When a consumer applies for a credit card, the credit card company requires him to sign his application before approving the new account. By signing the application, the individual agrees to the terms and conditions of owning the card--including the repayment schedule he must uphold. The credit card company then supplies the card and a full disclosure agreement containing the "fine print" credit card companies are famous for. The credit card company considers use of the card acceptance of its contract. By leaving his credit card bills unpaid, the consumer is violating the credit card contract he agreed to and leaving himself open to legal action.
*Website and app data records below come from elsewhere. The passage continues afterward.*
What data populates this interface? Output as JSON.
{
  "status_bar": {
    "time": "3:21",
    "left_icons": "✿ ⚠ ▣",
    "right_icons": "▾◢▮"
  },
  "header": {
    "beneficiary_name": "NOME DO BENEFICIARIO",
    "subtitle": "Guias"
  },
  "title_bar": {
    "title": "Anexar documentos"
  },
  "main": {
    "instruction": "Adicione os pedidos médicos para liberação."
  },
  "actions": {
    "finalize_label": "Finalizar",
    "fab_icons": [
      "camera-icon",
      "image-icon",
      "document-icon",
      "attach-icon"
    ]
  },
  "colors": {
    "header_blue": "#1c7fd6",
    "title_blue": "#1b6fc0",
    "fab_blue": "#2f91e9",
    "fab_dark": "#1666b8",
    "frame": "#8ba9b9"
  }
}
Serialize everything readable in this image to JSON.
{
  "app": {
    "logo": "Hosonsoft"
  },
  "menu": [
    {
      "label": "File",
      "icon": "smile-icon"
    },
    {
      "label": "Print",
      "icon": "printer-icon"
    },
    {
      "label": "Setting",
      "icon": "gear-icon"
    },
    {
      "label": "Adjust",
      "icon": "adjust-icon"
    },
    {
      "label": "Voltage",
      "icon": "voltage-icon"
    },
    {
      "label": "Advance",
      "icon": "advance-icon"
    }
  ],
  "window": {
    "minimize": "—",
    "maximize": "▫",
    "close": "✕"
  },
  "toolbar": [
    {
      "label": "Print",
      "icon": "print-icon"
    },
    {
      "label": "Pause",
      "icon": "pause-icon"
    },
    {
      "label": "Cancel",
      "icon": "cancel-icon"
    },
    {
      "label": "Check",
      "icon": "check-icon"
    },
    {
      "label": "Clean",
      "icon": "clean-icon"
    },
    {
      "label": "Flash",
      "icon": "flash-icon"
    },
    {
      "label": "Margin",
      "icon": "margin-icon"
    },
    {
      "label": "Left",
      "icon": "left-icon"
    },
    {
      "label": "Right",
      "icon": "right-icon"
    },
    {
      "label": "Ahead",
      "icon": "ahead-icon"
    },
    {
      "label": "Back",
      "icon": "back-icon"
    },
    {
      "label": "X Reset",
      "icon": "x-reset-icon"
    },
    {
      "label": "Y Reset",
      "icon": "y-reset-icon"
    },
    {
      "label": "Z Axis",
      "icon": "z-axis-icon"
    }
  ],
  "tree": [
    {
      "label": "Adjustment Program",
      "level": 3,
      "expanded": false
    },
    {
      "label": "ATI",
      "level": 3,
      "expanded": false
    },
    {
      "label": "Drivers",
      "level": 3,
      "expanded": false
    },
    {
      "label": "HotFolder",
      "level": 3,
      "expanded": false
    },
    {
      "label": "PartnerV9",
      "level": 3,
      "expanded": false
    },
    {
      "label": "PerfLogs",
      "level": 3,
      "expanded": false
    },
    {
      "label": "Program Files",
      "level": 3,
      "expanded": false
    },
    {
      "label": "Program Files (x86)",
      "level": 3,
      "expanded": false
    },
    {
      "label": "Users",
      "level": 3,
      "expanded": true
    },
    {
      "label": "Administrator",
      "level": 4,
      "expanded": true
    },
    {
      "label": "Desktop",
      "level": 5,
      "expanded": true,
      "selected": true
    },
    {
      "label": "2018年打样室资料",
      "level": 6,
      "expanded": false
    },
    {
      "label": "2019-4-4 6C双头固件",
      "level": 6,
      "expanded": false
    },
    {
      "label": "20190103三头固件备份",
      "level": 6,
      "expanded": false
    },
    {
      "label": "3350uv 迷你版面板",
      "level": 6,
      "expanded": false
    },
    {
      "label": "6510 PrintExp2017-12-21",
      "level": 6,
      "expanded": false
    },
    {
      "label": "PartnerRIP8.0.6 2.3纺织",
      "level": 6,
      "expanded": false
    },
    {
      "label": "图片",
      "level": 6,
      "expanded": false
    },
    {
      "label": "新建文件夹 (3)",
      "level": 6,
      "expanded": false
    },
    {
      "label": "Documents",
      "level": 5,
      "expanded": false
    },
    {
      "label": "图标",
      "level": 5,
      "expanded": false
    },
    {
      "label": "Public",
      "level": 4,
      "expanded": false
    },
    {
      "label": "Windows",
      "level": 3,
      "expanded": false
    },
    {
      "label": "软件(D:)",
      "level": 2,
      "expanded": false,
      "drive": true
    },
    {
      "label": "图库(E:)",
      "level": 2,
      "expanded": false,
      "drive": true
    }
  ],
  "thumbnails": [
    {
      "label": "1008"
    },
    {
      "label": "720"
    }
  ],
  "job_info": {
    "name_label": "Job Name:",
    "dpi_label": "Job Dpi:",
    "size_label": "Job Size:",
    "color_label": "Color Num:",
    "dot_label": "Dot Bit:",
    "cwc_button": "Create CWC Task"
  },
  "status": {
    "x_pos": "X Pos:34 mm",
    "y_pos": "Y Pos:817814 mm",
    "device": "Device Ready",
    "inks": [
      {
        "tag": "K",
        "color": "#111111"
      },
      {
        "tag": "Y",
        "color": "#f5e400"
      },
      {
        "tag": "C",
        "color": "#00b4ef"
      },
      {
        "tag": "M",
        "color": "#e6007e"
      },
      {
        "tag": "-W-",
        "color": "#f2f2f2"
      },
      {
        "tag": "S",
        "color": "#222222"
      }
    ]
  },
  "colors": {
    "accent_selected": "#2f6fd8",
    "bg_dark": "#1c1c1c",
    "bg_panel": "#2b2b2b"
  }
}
A credit card company may attempt to collect a debt a variety of ways. The most common ways credit card companies collect debt are through telephone calls and letters to consumers whose payments are late. If the company cannot collect using these collection methods, however, it has the option to sue the debtor for her unpaid credit card bills or turn her debt over to a collection agency which may sue her. In addition to the bills themselves, the creditor may add late fees, interest charges and its attorney fees to the amount requested in the lawsuit.
The court will notify the debtor of the impending lawsuit via a summons. The debtor has the right to either attend a hearing and defend himself or ignore the summons. If the individual ignores the summons, the creditor wins the lawsuit by default. Once a creditor wins a debt lawsuit against an individual, it may request a writ of garnishment from the court. Through a writ of garnishment, the creditor can force the individual's employer to garnish his wages or force his bank to seize the full amount of the debt from his bank accounts.
Although a creditor has the right to legally enforce unpaid credit card bills, it has a limited amount of time to do so in each state before the state's statute of limitations for debt collection goes into effect. Once the statute of limitations passes, the debtor may use the fact that the debt is "time-barred" as a defence against future lawsuits. If an individual does not know the statute of limitations in his state and is not aware of the fact that his unpaid credit card debt is time barred, the creditor may still obtain a judgment against him and take legal action to recover the debt.
If a debtor is unemployed and lives on a limited income, a creditor's lawsuit may not be effective in forcing the debtor to pay. Title III of the Consumer Credit Protection Act limits wage garnishments to 25% of a debtor's disposable income. If the individual only works part time or is living below the poverty level, he may not have any disposable income for the creditor to legally seize. In addition, unpaid credit card debts cannot be garnished from exempt funds such as Social Security payments, child support, retirement funds and unemployment benefits.